It was a familiar script: A pro-Israel speaker is invited to a college campus, the talk begins, and anti-Israel protesters disrupt the event. Calls to allow the speech to continue go unheeded, and university administrators wait anxiously in the back of the room until things settle down.
It happens time and time again, and Jerusalem Mayor Nir Barkat’s April 6 talk at San Francisco State University was no exception. The disruption has led to a university investigation of the incident, as well as a promise to improve planning “to better ensure that student events of this nature can occur unimpeded in the future.”
A crowd of about 80, almost half of them protesters, gathered for Barkat’s talk, sponsored by San Francisco Hillel. The protesters — some wearing kaffiyehs, a national symbol of the Palestinian people, and carrying two Palestinian flags — took seats in the back.
Barkat, the mayor of Jerusalem since 2008, began his talk with a discussion of Jerusalem’s character as “a place for all peoples” since ancient times. “In Jerusalem, all were treated equally,” he said. That acceptance is in the “specific DNA of the city,” he said, adding that San Francisco and Jerusalem have similar populations of about 800,000.
Barkat began to speak about his partnership with companies and individuals in the tech sector, using data to enhance what he called “clustering” of culture and tourism to make Jerusalem a desirable destination. “Marketing Jerusalem is easy,” he said. “It has a 3,000-year-old brand.”
About 10 minutes into his speech, the protesters got up, stood together in a back corner of the room, waved their flags and began chanting “From the river to the sea, Palestine will be free,” “Hey Netanyahu, what do you say? How many kids have you killed today?” “Israel is a racist state” and more.
The event came to a standstill for a time, as Barkat conferred with Hillel staff and three campus security officers arrived. Calls from Hillel assistant director Rachel Nilson for protesters to take their seats went unheeded.
When protesters chanted, “You’re not welcome on this campus, we don’t want you on our campus,” Nilson, speaking into a microphone, replied, “We’re part of this campus.”
After about 20 minutes, Barkat gathered the students who came to listen closely around him in the corner of the room opposite the protesters. Sitting with them, he continued his talk, speaking into a microphone.
But the protesters came prepared with a portable sound system of their own. Barkat was almost inaudible, so students leaned in close to hear him.
Undeterred, Barkat engaged in a dialogue with the students. “Anyone who thinks that calls to violence and wild incitement will succeed in silencing us or deflecting us from our positions is seriously mistaken,” he said.
Later in the day, he tweeted: “We will not allow voices of hate to silence us. Will continue to build and develop #Jerusalem for all! Today @SFHillel”
Barkat left, as scheduled, at 3 p.m. as the protest leader proclaimed, “We kicked Nir Barkat off our campus.”
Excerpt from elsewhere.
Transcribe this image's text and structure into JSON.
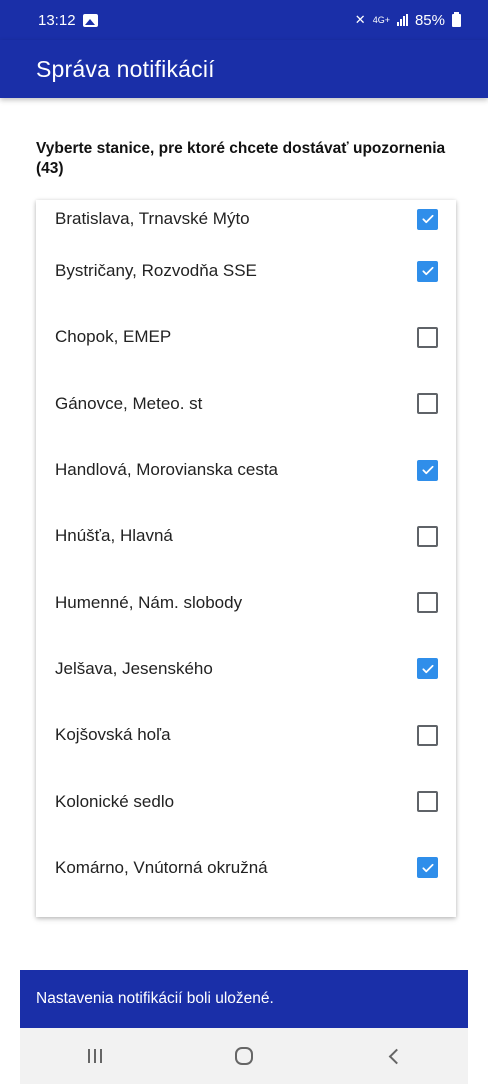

In a written statement to J., the university said the protesters “acted outside the bounds of respectful dialogue and in conflict with” multiple university regulations.
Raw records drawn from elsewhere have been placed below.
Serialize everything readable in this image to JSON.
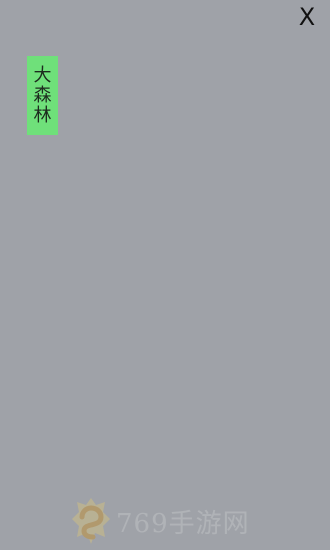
{
  "app": {
    "close_label": "X"
  },
  "location": {
    "label": "大森林"
  },
  "watermark": {
    "text": "769手游网"
  },
  "colors": {
    "background": "#9fa2a8",
    "tag_background": "#6fe07a",
    "close_icon": "#111111"
  }
}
“I am concerned for the state of civil discourse on our campus,” university president Les Wong said in an April 7 letter to the SFSU community.
“The dean of students and university police will perform a full investigation of this incident to determine if any violations of campus policy occurred,” Wong wrote. “In addition, I am committed to examining the university’s planning and response mechanisms to better ensure that student events of this nature can occur unimpeded in the future.”
Wong’s letter came following a telephone conversation between Rabbi Marvin Hier, founder and dean of the Simon Wiesenthal Center in Los Angeles, and Garrett Ashley, vice chancellor of the California State University system. According to a statement from the Simon Wiesenthal Center, Hier urged an investigation of the incident and reminded the vice chancellor “that 10 pro-Palestinian students in 2011 were convicted in the infamous ‘Irvine 11’ case.” The Irvine 11 refers to a group of student protesters, 10 of whom were sentenced to three years’ probation for disrupting a speech by Israel’s then-ambassador Michael Oren at U.C. Irvine.
An April 7 letter to Wong from S.F. Hillel executive director Ollie Benn, Hillel International CEO and president Eric Fingerhut and S.F. Hillel faculty adviser Marc Dollinger expressed disappointment with “the way in which SFSU failed to provide Mayor Nir Barkat, and more critically, the SFSU students, a safe forum that would uphold the rights and standards of free speech, academic freedom and academic responsibility on campus.”
A joint April 8 statement from the S.F.-based Jewish Community Federation, the Jewish Community Relations Council and the Jewish Federation of the East Bay said they “strongly condemn efforts by anti-Israel activists to censor the speech of others.” They praised Wong’s “clear statement of support for an environment conducive to the free exchange of ideas” and his promise of an investigation.
In a statement from the Anti-Defamation League, Central Pacific regional director Seth Brysk also hailed Wong “for standing up for the principles of free speech and the importance of an unfettered exchange of ideas.”
The General Union of Palestine Students at SFSU didn’t respond to emails seeking comment on Wong’s letter.